TORONTO: Thousands of Afghans fleeing the Taliban are desperate for some kind of lifeline that can protect them.
An estimated 1,700 men, women and children destined for Canada are currently held in safe homes across Afghanistan, where they fear for their lives after helping the Canadian Armed Forces in the Afghanistan War.
“If he finds me, they will kill us, because he knows about us,” said an Afghan man, who did not wish to be named for security reasons.
As he and thousands of others are pleading for help, Canada has few resources for disposal on and off the ground after the Canadian embassy suspended operations on August 15.
Veterans Transition Network (VTN), which is done Raising funds to help Afghan interpreters, says the money is running out and they have yet to receive any support from the federal government.
“We’ve raised $1.7 million privately, we’ve spent $1.4 million of that money,” said the retired Major-General. Dennis Thompson.
Thompson said that with the organization’s current burn rate, there are only a few weeks left to help before the money runs out.
In a statement, a spokesperson for Global Affairs Canada said the agency is “in close contact” with VTN and “supports their efforts to protect vulnerable individuals in Afghanistan, including human rights defenders, female peacekeepers, former Canadian Armed Forces interpreters”. working to do.” Locally engaged employees. “
The Canadian government has also provided $27.3 million in “humanitarian aid” for Afghanistan in 2021.
For Bejan, who worked for a non-governmental organization affiliated with Canada, VTN was crucial to his escape from Afghanistan.
“They hold high human dignity and are giving us a lot of support,” he said.
Bejan and her family are now safe and in an isolated country, where her niece was born two days after crossing the border.
“We were in Kabul, we were counting to nine and a half, now we are 10 (people),” he said.
Canada is committed to welcoming 40,000 Afghans to the country. These are people and their loved ones who helped Canada during the Afghanistan War, including interpreters and other support staff.
“All the people that are trying to get out are the cream of Afghanistan’s crop and if we can get them here they will add a lot to this country,” Thompson said.
Global Affairs Canada would not disclose how many Afghans have been resettled in Canada, citing “security reasons”.

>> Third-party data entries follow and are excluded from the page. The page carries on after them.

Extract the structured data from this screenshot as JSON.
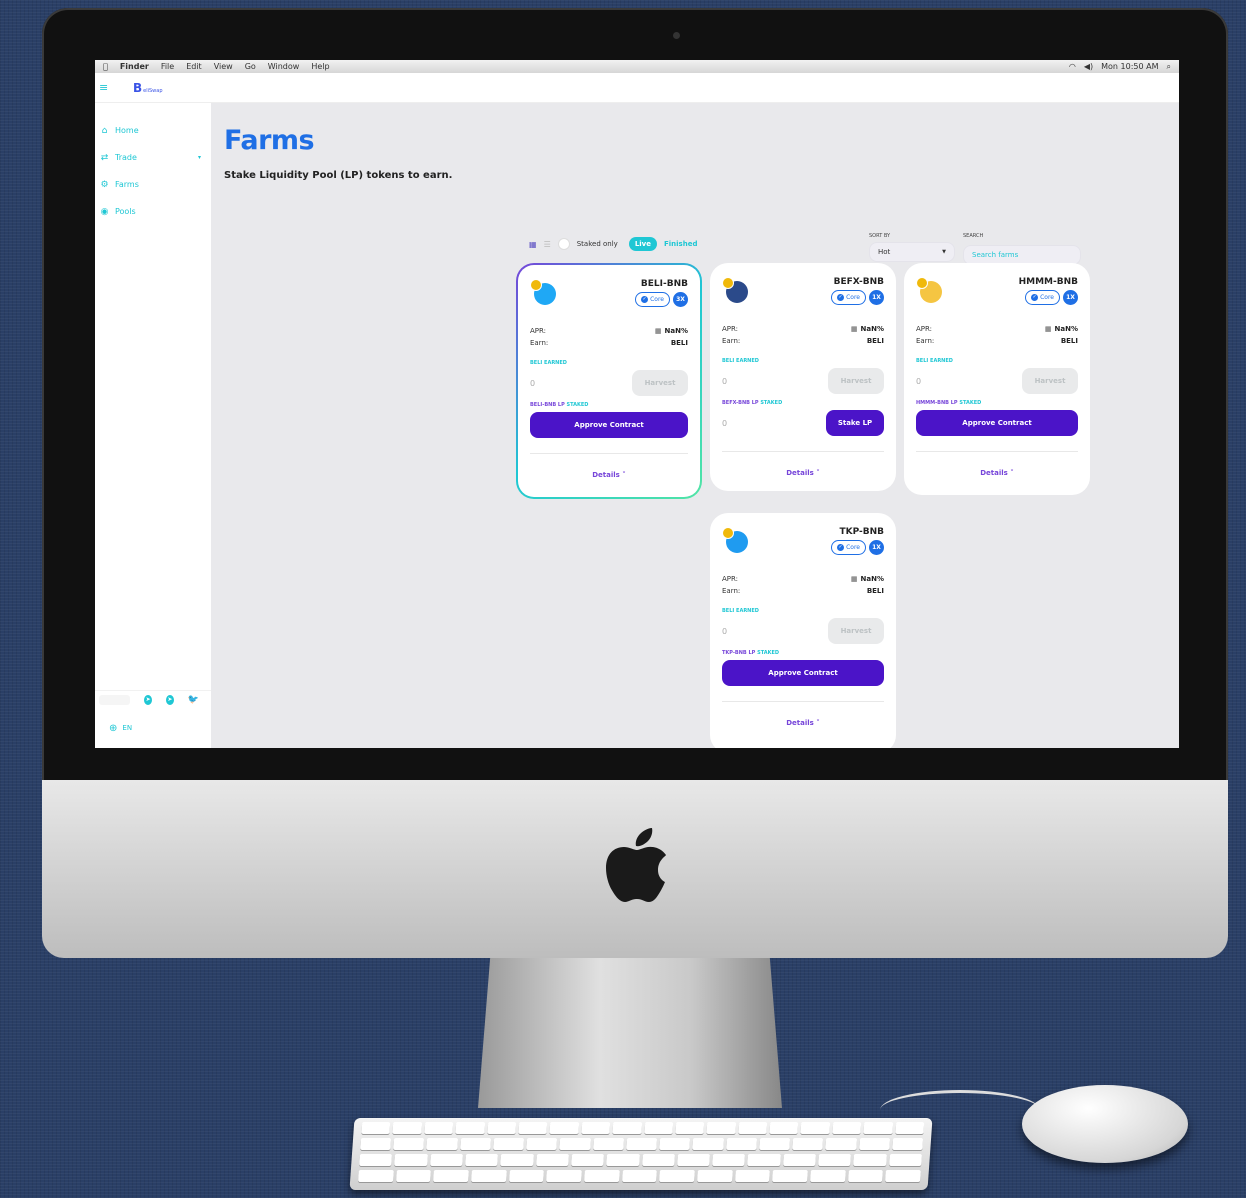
{
  "menubar": {
    "apple": "",
    "items": [
      "Finder",
      "File",
      "Edit",
      "View",
      "Go",
      "Window",
      "Help"
    ],
    "clock": "Mon 10:50 AM"
  },
  "app": {
    "logo_text": "B",
    "logo_small": "eliSwap"
  },
  "sidebar": {
    "items": [
      {
        "label": "Home",
        "icon": "home-icon"
      },
      {
        "label": "Trade",
        "icon": "swap-icon"
      },
      {
        "label": "Farms",
        "icon": "tractor-icon"
      },
      {
        "label": "Pools",
        "icon": "pool-icon"
      }
    ],
    "lang": "EN"
  },
  "page": {
    "title": "Farms",
    "subtitle": "Stake Liquidity Pool (LP) tokens to earn."
  },
  "controls": {
    "staked_only": "Staked only",
    "tab_live": "Live",
    "tab_finished": "Finished",
    "sort_label": "SORT BY",
    "sort_value": "Hot",
    "search_label": "SEARCH",
    "search_placeholder": "Search farms"
  },
  "farms": [
    {
      "pair": "BELI-BNB",
      "core": "Core",
      "multiplier": "3X",
      "apr_label": "APR:",
      "apr": "NaN%",
      "earn_label": "Earn:",
      "earn": "BELI",
      "earned_token": "BELI",
      "earned_suffix": "EARNED",
      "earned_value": "0",
      "harvest": "Harvest",
      "staked_token": "BELI-BNB LP",
      "staked_suffix": "STAKED",
      "action": "Approve Contract",
      "details": "Details ˅",
      "icon_color": "#1fa8f5"
    },
    {
      "pair": "BEFX-BNB",
      "core": "Core",
      "multiplier": "1X",
      "apr_label": "APR:",
      "apr": "NaN%",
      "earn_label": "Earn:",
      "earn": "BELI",
      "earned_token": "BELI",
      "earned_suffix": "EARNED",
      "earned_value": "0",
      "harvest": "Harvest",
      "staked_token": "BEFX-BNB LP",
      "staked_suffix": "STAKED",
      "staked_value": "0",
      "action": "Stake LP",
      "details": "Details ˅",
      "icon_color": "#2b4a8a"
    },
    {
      "pair": "HMMM-BNB",
      "core": "Core",
      "multiplier": "1X",
      "apr_label": "APR:",
      "apr": "NaN%",
      "earn_label": "Earn:",
      "earn": "BELI",
      "earned_token": "BELI",
      "earned_suffix": "EARNED",
      "earned_value": "0",
      "harvest": "Harvest",
      "staked_token": "HMMM-BNB LP",
      "staked_suffix": "STAKED",
      "action": "Approve Contract",
      "details": "Details ˅",
      "icon_color": "#f5c542"
    },
    {
      "pair": "TKP-BNB",
      "core": "Core",
      "multiplier": "1X",
      "apr_label": "APR:",
      "apr": "NaN%",
      "earn_label": "Earn:",
      "earn": "BELI",
      "earned_token": "BELI",
      "earned_suffix": "EARNED",
      "earned_value": "0",
      "harvest": "Harvest",
      "staked_token": "TKP-BNB LP",
      "staked_suffix": "STAKED",
      "action": "Approve Contract",
      "details": "Details ˅",
      "icon_color": "#1f9bf0"
    }
  ]
}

There is a glimmer of hope for those still stranded in Afghanistan, however, as the Taliban announced on Tuesday it would reopen its passport office, with plans to produce 6,000 passports per day.
With files from the Canadian Press